And radio offers a wide diversity of views. True, presenters from the left (eg Mike Carlton) tend to rate poorly compared with their direct competition, but that is listener choice. (That is not the only factor — there is listener loyalty which is earned through thorough preparation, the ability to be tough even with allies, and to be punctilious in answering listeners. Listeners soon spot the passive unprepared talkback presenter who responds with the first thing that comes into his head, and can’t be bothered to answer his mail.)

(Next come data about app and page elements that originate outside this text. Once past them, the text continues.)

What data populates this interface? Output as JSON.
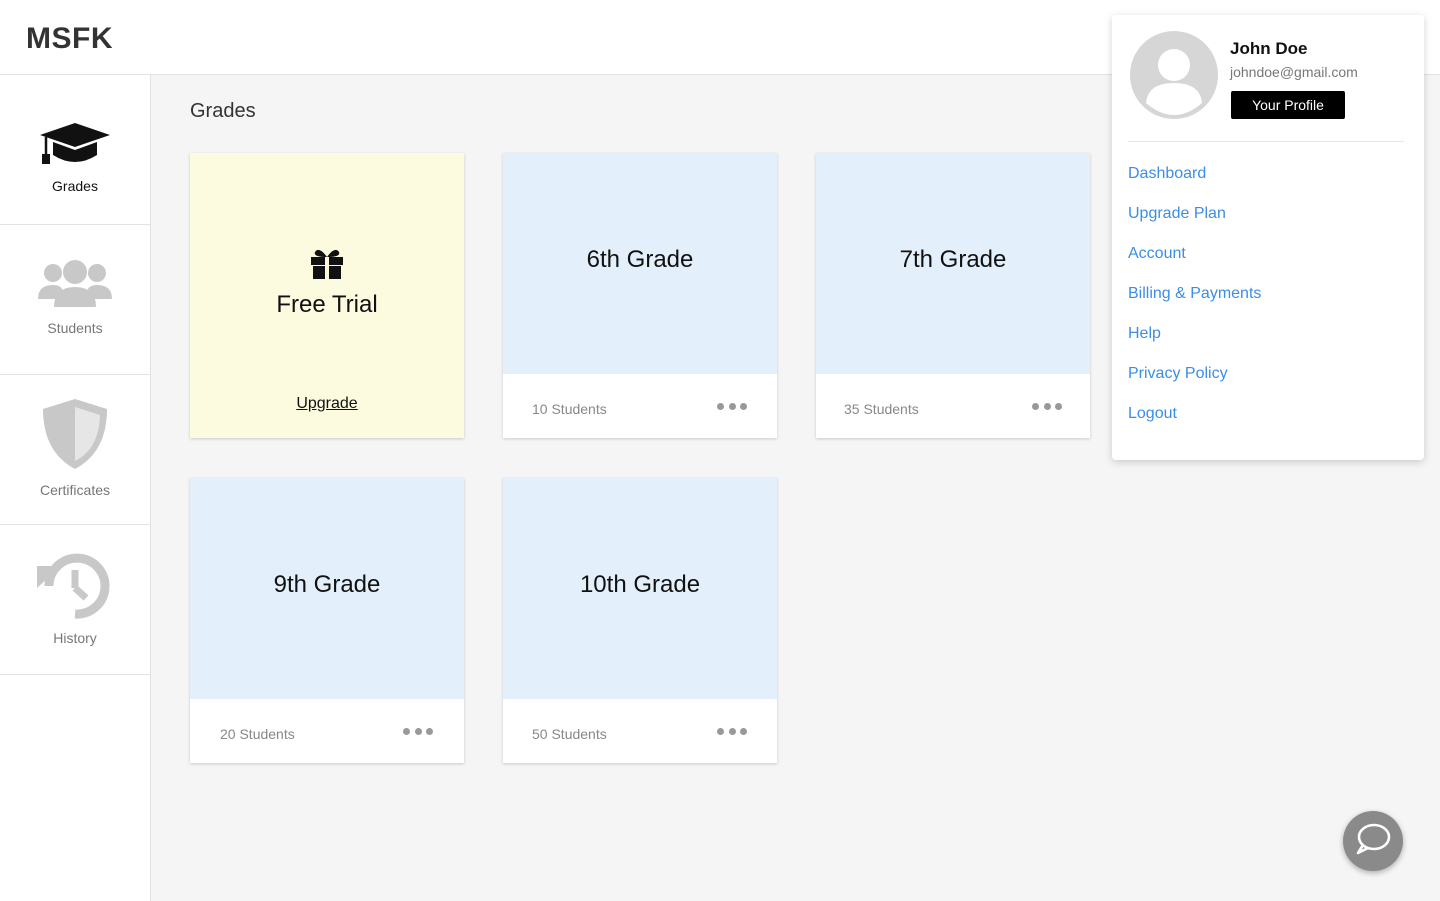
{
  "app": {
    "logo": "MSFK"
  },
  "sidebar": {
    "items": [
      {
        "label": "Grades",
        "icon": "graduation-cap-icon",
        "active": true
      },
      {
        "label": "Students",
        "icon": "users-icon",
        "active": false
      },
      {
        "label": "Certificates",
        "icon": "shield-icon",
        "active": false
      },
      {
        "label": "History",
        "icon": "history-icon",
        "active": false
      }
    ]
  },
  "main": {
    "title": "Grades",
    "trial": {
      "title": "Free Trial",
      "upgrade_label": "Upgrade",
      "icon": "gift-icon"
    },
    "grades": [
      {
        "name": "6th Grade",
        "students": "10 Students"
      },
      {
        "name": "7th Grade",
        "students": "35 Students"
      },
      {
        "name": "9th Grade",
        "students": "20 Students"
      },
      {
        "name": "10th Grade",
        "students": "50 Students"
      }
    ]
  },
  "profile_menu": {
    "name": "John Doe",
    "email": "johndoe@gmail.com",
    "profile_button": "Your Profile",
    "links": [
      "Dashboard",
      "Upgrade Plan",
      "Account",
      "Billing & Payments",
      "Help",
      "Privacy Policy",
      "Logout"
    ]
  },
  "colors": {
    "accent": "#3a8ee6",
    "card_blue": "#e3f0fc",
    "card_yellow": "#fcfbdf",
    "chat_button": "#8a8a8a"
  }
}
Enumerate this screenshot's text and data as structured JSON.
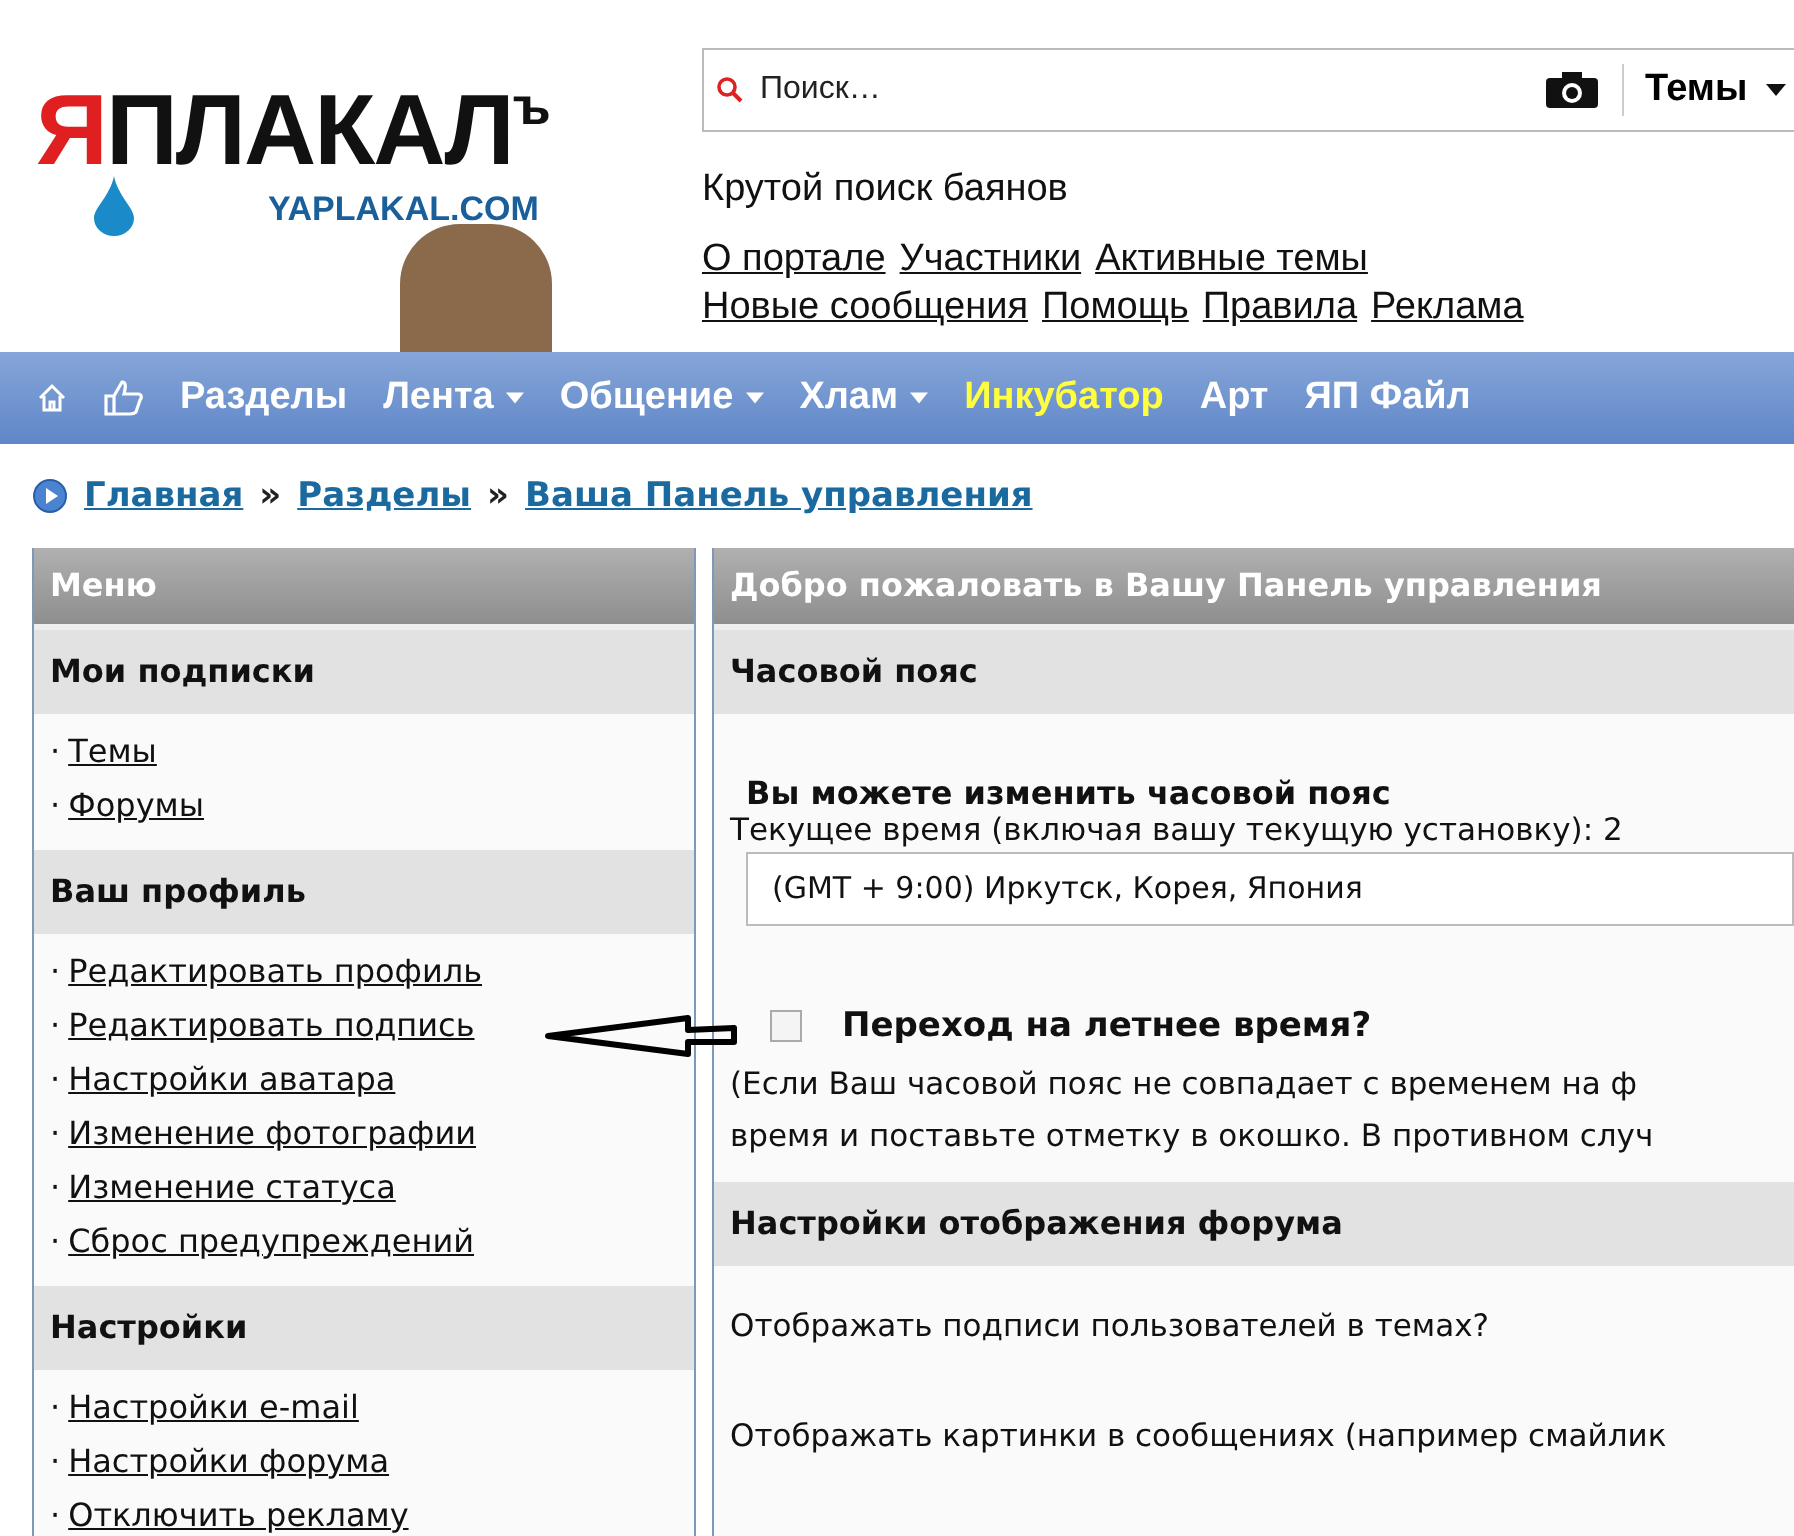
{
  "logo": {
    "first": "Я",
    "rest": "ПЛАКАЛ",
    "suffix": "ъ",
    "domain": "YAPLAKAL.COM"
  },
  "search": {
    "placeholder": "Поиск…",
    "scope": "Темы"
  },
  "tagline": "Крутой поиск баянов",
  "top_links": [
    [
      "О портале",
      "Участники",
      "Активные темы"
    ],
    [
      "Новые сообщения",
      "Помощь",
      "Правила",
      "Реклама"
    ]
  ],
  "nav": [
    {
      "label": "Разделы",
      "dropdown": false,
      "highlighted": false
    },
    {
      "label": "Лента",
      "dropdown": true,
      "highlighted": false
    },
    {
      "label": "Общение",
      "dropdown": true,
      "highlighted": false
    },
    {
      "label": "Хлам",
      "dropdown": true,
      "highlighted": false
    },
    {
      "label": "Инкубатор",
      "dropdown": false,
      "highlighted": true
    },
    {
      "label": "Арт",
      "dropdown": false,
      "highlighted": false
    },
    {
      "label": "ЯП Файл",
      "dropdown": false,
      "highlighted": false
    }
  ],
  "breadcrumb": [
    {
      "kind": "link",
      "text": "Главная"
    },
    {
      "kind": "separator",
      "text": "»"
    },
    {
      "kind": "link",
      "text": "Разделы"
    },
    {
      "kind": "separator",
      "text": "»"
    },
    {
      "kind": "link",
      "text": "Ваша Панель управления"
    }
  ],
  "sidebar": {
    "title": "Меню",
    "sections": [
      {
        "title": "Мои подписки",
        "items": [
          {
            "bullet": "·",
            "label": "Темы"
          },
          {
            "bullet": "·",
            "label": "Форумы"
          }
        ]
      },
      {
        "title": "Ваш профиль",
        "items": [
          {
            "bullet": "·",
            "label": "Редактировать профиль"
          },
          {
            "bullet": "·",
            "label": "Редактировать подпись"
          },
          {
            "bullet": "·",
            "label": "Настройки аватара"
          },
          {
            "bullet": "·",
            "label": "Изменение фотографии"
          },
          {
            "bullet": "·",
            "label": "Изменение статуса"
          },
          {
            "bullet": "·",
            "label": "Сброс предупреждений"
          }
        ]
      },
      {
        "title": "Настройки",
        "items": [
          {
            "bullet": "·",
            "label": "Настройки e-mail"
          },
          {
            "bullet": "·",
            "label": "Настройки форума"
          },
          {
            "bullet": "·",
            "label": "Отключить рекламу"
          }
        ]
      }
    ]
  },
  "main": {
    "title": "Добро пожаловать в Вашу Панель управления",
    "timezone": {
      "title": "Часовой пояс",
      "heading": "Вы можете изменить часовой пояс",
      "current_time": "Текущее время (включая вашу текущую установку): 2",
      "select_value": "(GMT + 9:00) Иркутск, Корея, Япония",
      "dst_label": "Переход на летнее время?",
      "dst_checked": false,
      "note_lines": [
        "(Если Ваш часовой пояс не совпадает с временем на ф",
        "время и поставьте отметку в окошко. В противном случ"
      ]
    },
    "display": {
      "title": "Настройки отображения форума",
      "questions": [
        "Отображать подписи пользователей в темах?",
        "Отображать картинки в сообщениях (например смайлик"
      ]
    }
  }
}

The ABC is in a somewhat different position to commercial broadcasters. As a public broadcaster, the ABC is not, of course, entitled to have an editorial line. And in an ideal world, the ABC would complement rather than compete with the commercial media. In any event, if the ABC must have talkback, then it must ensure that presenters either have no views, which would be dull or that a range of presenters’ views are offered.
This is still not being achieved on ABC TV, where only once a week, if that, is a conservative voice heard from the ABC side. (This is The Insiders program, on which one of the four voices is usually conservative.) In Sydney, the only conservative radio commentator on ABC radio seems to be Michael Duffy. If he is indeed the only one, it would be just as wrong if there were only one left commentator.